Founded in the 90s, QS (Quacquarelli Symonds) is a British company specializing in education and international study programs. Some of the performance indicators they use to benchmark universities are research quality, graduate employability, careers service support, teaching quality, infrastructure (such as sports facilities and medical care), student societies and accommodation, IT and libraries, international appeal, innovation and knowledge transfer, and community involvement. These performance indicators should give prospective students a balanced and holistic view of a university’s competitive edge.
At a time when algorithms recommend personalized ads for you and your search history can customize the results of your next search, we can not dismiss the use of available statistics for universities. Rankings do to some extent consider research, faculty, teaching, employability, and international outlook. However, there are still many problems with accepting rankings as the final judgement on universities. Another problem is with over-reliance on surveys for the statistics about university reputation, student satisfaction and employer outlook; these surveys are not always reliable. They can include faculty members that no longer work or teach there. They can often rely heavily on a skewed group of respondents.
Rankings are incredibly subjective, not objective and measurable variables, and therefore not always good indicators for a universal comparison amongst universities. Beyond that, each system is skewed towards one factor or the other. QS has been criticized for giving too much importance to reputational surveys, while, Times Higher Education has been criticized for relying too heavily on citations in their rankings. This makes it harder for universities that don’t use English as their primary language. This is also a problem for many non-western universities that publish books, not papers, which are not as commonly covered by citation records.
Another problem with college rankings is that they tend to perpetuate themselves. Most ranking methodologies also consider reputation and/or previous years rankings. This makes it easier for ‘top’ universities to stay on the list and harder for new universities to rise. Another self-fulfilling affect of rankings is that applications tend to increase as universities rise in rankings. This means a lower admit rate, which then leads to higher rankings. This bolsters the reputation as well, leading to a cycle of the same ‘reputed’ universities staying at the top of the list.
Sure, rankings aren’t completely baseless; they do consider many important factors and while lists like “50 Under 50”, “100 Under 50”, and various regional lists are more common now, the World Rankings are still held as the ultimate canon.

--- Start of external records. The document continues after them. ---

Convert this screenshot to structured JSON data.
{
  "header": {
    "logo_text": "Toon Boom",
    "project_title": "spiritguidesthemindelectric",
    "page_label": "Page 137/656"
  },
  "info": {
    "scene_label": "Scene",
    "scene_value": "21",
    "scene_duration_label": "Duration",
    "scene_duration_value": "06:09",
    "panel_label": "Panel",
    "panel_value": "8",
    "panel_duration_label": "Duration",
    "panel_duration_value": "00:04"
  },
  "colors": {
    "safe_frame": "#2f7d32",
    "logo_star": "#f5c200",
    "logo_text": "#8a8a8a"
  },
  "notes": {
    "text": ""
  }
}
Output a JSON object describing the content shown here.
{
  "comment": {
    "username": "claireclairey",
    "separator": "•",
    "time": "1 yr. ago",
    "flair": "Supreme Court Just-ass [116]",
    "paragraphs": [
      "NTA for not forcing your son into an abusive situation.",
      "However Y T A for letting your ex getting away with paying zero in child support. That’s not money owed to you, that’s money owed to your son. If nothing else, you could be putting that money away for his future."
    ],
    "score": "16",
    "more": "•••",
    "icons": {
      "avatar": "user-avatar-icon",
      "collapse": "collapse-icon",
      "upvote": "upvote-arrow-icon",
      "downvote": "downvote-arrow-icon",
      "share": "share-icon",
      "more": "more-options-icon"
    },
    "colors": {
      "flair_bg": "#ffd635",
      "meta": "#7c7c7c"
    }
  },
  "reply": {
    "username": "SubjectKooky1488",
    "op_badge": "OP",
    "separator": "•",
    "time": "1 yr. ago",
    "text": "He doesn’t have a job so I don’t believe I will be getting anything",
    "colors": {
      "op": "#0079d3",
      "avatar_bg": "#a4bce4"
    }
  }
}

So, should students, parents and employers just ignore college rankings? No, but it’s good to keep in mind that they are just one part of the whole picture. Remember to use other measures like looking at the courses offered, talking to current students, visiting campus, looking at other factors like the percentage of students dropping out, class sizes, the availability of financial aid, etc.